This budgeting rule allocates 50% of your finances to your needs, 30% to your wants, and 20% to future you. First, your needs are things like bills, groceries, housing, or transportation. Next, wants are things like going out with your friends or your favorite streaming services. Finally, future you include debt payments, savings, and investing.

This budget can help you build a healthy relationship with money without spreadsheets calculating every penny you spend. You can budge the rule a little to help meet your needs. For instance, maybe your needs move up to 60%, making your budget more of a 60/25/15. That’s ok! Or, for you, maybe Spotify is a need to get work done. 

Overall, this budget is meant to help you build your personal finances for future you. Money can seem scary, but it doesn’t have to with easy budgeting tricks and tips.  

4. One-Number Approach

For budget beginners, this easy approach can help you understand your finances. Start with your monthly take-home pay. Then, subtract all your fixed expenses including housing, subscriptions, savings/investments, and more. Finally, take that number and divide it by 4.3 (the average number of weeks in a month. This is your one number — all you have to do to stay on budget is keep your weekly expenses under that number. 

5. Blogs, Podcasts, Books, and More 

Maybe you already have a budget in place but are still looking for money-saving or investment advice. Where do you go?  
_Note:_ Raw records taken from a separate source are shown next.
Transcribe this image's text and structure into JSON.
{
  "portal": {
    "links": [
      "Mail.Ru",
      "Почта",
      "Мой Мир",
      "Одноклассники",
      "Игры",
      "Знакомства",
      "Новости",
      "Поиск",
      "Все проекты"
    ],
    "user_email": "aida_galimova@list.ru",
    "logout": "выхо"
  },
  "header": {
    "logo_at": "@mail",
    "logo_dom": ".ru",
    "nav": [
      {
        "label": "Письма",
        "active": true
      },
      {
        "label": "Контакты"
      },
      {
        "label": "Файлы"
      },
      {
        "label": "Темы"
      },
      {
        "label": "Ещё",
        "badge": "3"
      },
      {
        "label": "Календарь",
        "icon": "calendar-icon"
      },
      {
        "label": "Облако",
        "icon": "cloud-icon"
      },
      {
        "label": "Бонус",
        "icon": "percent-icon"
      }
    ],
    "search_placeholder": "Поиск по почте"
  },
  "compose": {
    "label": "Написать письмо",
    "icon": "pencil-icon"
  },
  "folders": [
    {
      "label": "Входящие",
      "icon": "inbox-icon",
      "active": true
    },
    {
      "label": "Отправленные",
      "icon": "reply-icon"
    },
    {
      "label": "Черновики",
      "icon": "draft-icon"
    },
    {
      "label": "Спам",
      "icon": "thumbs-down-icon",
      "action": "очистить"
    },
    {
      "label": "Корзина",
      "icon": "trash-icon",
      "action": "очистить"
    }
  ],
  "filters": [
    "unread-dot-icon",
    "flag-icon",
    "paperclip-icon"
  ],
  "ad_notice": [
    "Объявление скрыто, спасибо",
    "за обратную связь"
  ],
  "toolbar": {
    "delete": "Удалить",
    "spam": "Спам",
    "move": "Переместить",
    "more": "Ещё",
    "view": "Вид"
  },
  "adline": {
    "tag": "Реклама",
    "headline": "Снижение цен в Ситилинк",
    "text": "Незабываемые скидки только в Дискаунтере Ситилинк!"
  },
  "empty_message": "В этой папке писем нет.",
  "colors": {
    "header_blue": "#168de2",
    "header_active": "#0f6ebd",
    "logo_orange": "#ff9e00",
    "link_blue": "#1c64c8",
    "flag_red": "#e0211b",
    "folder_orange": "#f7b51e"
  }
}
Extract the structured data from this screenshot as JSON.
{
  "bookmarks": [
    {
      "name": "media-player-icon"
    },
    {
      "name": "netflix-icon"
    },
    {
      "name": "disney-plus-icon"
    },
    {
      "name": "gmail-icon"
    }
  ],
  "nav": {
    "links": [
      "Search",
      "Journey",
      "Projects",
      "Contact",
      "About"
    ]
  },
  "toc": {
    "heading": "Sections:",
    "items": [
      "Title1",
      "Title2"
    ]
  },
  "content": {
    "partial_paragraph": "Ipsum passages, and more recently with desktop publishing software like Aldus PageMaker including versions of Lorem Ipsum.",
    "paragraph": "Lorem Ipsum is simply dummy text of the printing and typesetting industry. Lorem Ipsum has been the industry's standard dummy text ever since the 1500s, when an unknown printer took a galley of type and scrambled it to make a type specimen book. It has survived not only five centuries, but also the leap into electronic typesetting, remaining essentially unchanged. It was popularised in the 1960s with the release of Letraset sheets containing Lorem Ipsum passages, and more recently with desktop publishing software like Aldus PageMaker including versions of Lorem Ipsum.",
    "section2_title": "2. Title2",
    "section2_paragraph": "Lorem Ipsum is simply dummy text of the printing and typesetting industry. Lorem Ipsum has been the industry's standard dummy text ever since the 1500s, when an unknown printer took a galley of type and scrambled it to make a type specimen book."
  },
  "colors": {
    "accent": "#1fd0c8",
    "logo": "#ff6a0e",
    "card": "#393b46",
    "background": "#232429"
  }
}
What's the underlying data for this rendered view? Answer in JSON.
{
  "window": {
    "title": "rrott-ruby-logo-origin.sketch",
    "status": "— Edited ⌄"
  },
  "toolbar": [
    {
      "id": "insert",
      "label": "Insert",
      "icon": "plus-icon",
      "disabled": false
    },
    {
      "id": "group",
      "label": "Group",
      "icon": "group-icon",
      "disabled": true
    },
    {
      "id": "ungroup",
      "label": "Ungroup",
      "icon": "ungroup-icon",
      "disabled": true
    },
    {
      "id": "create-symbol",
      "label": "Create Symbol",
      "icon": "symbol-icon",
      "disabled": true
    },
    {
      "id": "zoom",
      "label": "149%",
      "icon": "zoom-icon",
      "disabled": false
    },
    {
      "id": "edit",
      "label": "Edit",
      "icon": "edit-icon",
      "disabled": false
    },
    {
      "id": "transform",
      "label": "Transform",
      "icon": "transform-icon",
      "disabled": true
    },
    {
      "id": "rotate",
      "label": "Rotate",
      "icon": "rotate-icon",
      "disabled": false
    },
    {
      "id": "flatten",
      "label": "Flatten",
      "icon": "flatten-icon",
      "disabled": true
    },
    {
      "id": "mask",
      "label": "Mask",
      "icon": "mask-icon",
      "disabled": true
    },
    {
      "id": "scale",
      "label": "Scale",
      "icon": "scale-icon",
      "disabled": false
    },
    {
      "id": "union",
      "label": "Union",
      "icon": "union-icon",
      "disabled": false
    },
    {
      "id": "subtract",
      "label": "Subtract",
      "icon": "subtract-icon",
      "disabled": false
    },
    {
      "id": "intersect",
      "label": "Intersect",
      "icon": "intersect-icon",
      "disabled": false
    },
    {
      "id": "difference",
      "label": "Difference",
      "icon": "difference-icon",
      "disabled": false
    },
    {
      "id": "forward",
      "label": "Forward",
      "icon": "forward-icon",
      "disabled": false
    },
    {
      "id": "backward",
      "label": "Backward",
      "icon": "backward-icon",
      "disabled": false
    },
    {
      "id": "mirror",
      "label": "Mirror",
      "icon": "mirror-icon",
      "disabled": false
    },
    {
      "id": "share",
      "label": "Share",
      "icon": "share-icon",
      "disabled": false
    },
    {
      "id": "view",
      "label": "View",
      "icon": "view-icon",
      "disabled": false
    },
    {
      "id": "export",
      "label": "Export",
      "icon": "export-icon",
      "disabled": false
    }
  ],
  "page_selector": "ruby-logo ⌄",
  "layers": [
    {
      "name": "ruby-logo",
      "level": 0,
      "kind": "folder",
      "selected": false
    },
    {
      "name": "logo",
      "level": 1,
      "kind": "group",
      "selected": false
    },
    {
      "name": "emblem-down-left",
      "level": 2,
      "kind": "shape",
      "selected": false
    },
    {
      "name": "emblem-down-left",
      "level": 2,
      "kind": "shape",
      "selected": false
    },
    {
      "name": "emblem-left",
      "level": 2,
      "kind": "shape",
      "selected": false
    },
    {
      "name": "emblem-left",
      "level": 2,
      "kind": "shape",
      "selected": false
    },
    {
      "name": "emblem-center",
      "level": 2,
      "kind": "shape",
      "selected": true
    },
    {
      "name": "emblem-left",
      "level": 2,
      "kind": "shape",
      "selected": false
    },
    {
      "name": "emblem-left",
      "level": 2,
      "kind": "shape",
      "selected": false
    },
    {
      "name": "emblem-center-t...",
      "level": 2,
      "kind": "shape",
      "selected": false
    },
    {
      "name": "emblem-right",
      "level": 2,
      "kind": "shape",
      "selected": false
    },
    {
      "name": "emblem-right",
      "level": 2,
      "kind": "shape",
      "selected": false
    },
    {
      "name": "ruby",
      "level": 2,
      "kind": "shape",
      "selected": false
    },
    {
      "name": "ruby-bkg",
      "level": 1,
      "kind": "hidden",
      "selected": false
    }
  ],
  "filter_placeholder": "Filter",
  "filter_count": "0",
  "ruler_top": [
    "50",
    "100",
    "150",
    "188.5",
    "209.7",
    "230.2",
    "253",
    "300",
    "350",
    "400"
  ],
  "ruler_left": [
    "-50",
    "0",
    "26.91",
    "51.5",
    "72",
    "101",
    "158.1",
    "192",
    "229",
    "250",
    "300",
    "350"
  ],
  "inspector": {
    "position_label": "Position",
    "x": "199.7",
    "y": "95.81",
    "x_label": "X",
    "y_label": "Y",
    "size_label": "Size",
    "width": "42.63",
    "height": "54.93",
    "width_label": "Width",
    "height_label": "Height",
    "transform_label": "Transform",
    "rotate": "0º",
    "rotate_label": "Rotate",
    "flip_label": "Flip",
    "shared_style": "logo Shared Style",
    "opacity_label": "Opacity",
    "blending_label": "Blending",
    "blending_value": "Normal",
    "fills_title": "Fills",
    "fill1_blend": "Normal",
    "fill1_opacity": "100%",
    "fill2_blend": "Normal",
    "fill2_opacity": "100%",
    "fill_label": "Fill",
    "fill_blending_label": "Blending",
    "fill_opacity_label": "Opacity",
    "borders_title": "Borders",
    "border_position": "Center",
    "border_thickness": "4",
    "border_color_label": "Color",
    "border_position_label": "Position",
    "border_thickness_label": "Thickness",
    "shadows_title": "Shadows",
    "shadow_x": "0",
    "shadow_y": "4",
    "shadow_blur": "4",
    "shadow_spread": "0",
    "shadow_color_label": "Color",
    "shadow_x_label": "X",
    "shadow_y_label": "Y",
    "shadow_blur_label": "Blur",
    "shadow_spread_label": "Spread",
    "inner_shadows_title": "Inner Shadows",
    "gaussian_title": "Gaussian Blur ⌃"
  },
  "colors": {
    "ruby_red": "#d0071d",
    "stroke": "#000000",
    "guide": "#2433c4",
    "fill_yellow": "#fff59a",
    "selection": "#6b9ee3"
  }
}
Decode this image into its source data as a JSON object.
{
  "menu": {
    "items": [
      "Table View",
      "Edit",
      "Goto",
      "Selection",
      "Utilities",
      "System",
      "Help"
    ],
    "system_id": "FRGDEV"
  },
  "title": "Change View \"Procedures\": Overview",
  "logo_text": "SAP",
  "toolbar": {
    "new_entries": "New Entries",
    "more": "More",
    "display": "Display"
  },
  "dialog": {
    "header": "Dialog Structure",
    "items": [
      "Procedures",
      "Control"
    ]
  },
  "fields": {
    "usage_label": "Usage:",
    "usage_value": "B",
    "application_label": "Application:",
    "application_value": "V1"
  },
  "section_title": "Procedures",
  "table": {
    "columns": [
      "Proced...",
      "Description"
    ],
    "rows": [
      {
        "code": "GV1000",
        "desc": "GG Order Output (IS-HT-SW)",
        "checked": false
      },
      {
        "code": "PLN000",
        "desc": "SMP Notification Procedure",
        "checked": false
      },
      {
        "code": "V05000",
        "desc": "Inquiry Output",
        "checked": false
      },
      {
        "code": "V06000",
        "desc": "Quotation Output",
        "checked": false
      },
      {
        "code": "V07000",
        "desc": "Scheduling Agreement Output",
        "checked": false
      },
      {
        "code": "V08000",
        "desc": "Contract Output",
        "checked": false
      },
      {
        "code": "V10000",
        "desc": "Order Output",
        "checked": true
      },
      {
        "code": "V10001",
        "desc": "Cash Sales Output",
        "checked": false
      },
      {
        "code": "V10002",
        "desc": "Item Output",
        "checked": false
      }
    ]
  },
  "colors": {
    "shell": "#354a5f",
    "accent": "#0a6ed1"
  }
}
For a variety of budgeting ideas, check out a blog like Mr. Money Mustache. Mr. Money Mustache helps you get your finances in order with inspiration, tips, and tricks for anyone getting their finances together. If you’re in search of a more focused discussion on personal finance, opt for a book like The Index Card: Why Personal Finance Doesn’t Have to Be Complicated.

Social media is another great place for resources on budgets, investments, and finance. Check out Invested Interests on Instagram. Our #FinanceFriday posts will provide your feed with weekly financial updates and tips.  

Whatever combination of budgeting tips you use, make sure your finances work for both presents you and future you. By building up your savings account and investing now, you can help alleviate future financial strains. 

In addition, opting for socially responsible investments can help ensure your dollars support you and your values. If you are ready to start your ethical investing journey, call us or send us an email! We’re here to help answer your investing questions and get you started with an investment portfolio that works for you. Reach out to us at: https://investedinterests.com/contact-us/